In 1994, the same year that Anderson opened his barbecue place, Grand Casinos provided the investment capital for Steven Schussler's Rainforest Caf?, a successful "theme" restaurant chain found in many shopping malls. Schussler told the Orlando Business Journal in 1996 that seven years earlier he had converted his Minneapolis home into a prototype Rainforest Caf?, but after more than 100 visits from potential investors, only Lyle Berman, chairman of Grand Casinos, Inc., committed to the project.

Anderson has a motivational philosophy and a special interest in returning some of his gains to the community. He contributed $1.4 million to start a Native American youth leadership program five years ago. The Oprah Winfrey show recognized this program last year as part of its Oprah's Angels Network.
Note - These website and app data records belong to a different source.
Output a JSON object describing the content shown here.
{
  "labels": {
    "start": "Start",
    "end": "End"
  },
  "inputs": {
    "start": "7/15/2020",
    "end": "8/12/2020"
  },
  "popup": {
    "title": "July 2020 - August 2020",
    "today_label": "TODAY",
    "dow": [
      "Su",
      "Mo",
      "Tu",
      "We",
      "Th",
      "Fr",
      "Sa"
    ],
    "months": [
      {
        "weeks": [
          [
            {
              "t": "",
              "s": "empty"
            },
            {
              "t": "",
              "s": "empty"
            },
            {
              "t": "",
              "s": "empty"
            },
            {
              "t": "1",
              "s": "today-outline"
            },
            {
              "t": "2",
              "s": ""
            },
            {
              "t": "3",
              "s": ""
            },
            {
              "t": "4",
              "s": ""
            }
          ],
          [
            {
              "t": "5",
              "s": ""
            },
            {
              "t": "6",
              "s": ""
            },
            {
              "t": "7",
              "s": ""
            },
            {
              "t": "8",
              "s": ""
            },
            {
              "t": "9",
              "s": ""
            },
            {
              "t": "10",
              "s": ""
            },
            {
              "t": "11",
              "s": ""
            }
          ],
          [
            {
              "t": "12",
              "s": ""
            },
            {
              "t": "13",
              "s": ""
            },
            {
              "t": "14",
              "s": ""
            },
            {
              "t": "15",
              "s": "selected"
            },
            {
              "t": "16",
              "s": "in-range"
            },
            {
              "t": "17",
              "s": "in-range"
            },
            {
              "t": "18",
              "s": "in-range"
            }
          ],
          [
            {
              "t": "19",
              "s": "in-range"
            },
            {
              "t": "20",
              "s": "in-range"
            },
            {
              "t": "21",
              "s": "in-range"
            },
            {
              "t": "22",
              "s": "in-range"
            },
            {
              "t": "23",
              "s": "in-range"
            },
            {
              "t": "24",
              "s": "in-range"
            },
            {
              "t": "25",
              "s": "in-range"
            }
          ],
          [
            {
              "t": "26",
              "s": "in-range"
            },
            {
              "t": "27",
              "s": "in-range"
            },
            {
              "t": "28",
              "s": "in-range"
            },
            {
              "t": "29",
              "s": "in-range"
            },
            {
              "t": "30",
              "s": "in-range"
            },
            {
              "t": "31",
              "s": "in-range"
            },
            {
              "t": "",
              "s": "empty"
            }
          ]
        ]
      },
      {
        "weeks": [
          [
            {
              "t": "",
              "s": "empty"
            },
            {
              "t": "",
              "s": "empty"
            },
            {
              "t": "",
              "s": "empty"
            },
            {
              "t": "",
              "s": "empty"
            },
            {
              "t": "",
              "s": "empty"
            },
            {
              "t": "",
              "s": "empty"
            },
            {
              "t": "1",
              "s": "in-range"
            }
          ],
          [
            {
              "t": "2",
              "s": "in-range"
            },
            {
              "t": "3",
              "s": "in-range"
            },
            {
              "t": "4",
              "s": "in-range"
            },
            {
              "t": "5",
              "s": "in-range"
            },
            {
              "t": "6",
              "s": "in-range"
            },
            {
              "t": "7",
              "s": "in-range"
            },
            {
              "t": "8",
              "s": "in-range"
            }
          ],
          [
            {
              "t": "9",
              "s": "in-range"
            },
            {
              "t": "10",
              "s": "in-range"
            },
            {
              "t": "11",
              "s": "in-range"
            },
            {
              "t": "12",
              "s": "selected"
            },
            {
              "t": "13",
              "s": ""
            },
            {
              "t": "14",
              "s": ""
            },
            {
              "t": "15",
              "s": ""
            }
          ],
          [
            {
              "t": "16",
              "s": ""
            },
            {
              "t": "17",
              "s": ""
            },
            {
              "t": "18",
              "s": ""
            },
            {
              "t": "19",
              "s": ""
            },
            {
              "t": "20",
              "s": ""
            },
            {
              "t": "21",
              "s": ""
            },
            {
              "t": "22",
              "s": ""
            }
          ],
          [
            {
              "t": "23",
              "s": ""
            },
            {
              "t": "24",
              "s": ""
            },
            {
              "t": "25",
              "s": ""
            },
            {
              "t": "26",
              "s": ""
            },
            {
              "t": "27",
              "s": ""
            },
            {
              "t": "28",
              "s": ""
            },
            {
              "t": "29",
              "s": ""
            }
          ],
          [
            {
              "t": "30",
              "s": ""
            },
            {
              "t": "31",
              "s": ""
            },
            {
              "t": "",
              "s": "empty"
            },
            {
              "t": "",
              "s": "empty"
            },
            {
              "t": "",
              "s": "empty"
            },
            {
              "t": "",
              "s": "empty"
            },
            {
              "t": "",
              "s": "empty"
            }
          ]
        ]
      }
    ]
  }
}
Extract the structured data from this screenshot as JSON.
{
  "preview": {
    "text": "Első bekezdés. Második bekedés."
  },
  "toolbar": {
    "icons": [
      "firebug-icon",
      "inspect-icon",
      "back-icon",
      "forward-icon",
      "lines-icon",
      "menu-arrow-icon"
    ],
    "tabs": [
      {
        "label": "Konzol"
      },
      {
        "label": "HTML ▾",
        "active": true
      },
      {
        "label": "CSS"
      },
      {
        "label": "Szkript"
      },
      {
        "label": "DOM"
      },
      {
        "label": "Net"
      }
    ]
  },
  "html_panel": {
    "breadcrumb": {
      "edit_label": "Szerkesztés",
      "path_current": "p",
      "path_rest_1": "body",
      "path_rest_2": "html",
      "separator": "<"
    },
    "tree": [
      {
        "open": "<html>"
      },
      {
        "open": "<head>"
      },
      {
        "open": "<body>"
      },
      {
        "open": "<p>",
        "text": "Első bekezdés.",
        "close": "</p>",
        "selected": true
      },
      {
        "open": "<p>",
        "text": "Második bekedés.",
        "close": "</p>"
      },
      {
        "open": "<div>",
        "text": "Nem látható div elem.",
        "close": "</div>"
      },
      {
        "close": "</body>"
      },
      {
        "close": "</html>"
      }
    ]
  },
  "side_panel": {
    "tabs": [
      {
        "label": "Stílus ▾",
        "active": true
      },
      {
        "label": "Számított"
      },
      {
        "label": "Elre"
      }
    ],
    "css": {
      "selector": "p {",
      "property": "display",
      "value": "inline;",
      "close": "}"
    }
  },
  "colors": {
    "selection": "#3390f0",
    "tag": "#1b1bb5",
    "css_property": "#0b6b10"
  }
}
Anderson was in Washington last March at the inaugural meeting of the Interior Department's American Indian Education Foundation. He is one of nine founding board members in a group of business leaders whose mission is to encourage private contributions to BIA schools.

If confirmed by the Senate, Anderson would be overseeing a federal agency that has gained notoriety for mismanaging billions of dollars of trust income from the leasing of land resources owned by individual Indians and tribes. It is an agency that, since the astronomical success of Indian gaming, is the ongoing subject of legislation to change, or remove from its domain, the process by which Indian tribes receive federal recognition - equated by many as a license to open casinos. For both the management of Indian trust monies and the methods used to bestow federal acknowledgment to tribes, the BIA's bureaucracy is seen by many as the problem.

Are Anderson's talents - successful creator of rapid-growth startup companies, experienced manager of a multi-million dollar gaming corporation, motivational leader passionate about insuring excellence in a product and its producers - the tonic for the Bureau's ailing system?

At any rate, the BIA is undergoing sweeping changes during the Bush Administration. Anderson is sure to accelerate some of those. In past interviews, he has emphasized that entrepreneurs seeking business opportunity should not look to the government or their tribes, but to themselves for a positive attitude, hard work and a savings habit.

Aurene Martin, acting Assistant Secretary at the BIA since January, when McCaleb retired, noted that Anderson has not been nominated yet, but she added that the agency looks forward to his tenure. "We can use the help," she said.

For more on Dave Anderson, check out Vol. 23, Iss. 4.

Jerry Reynolds also contributed to this report.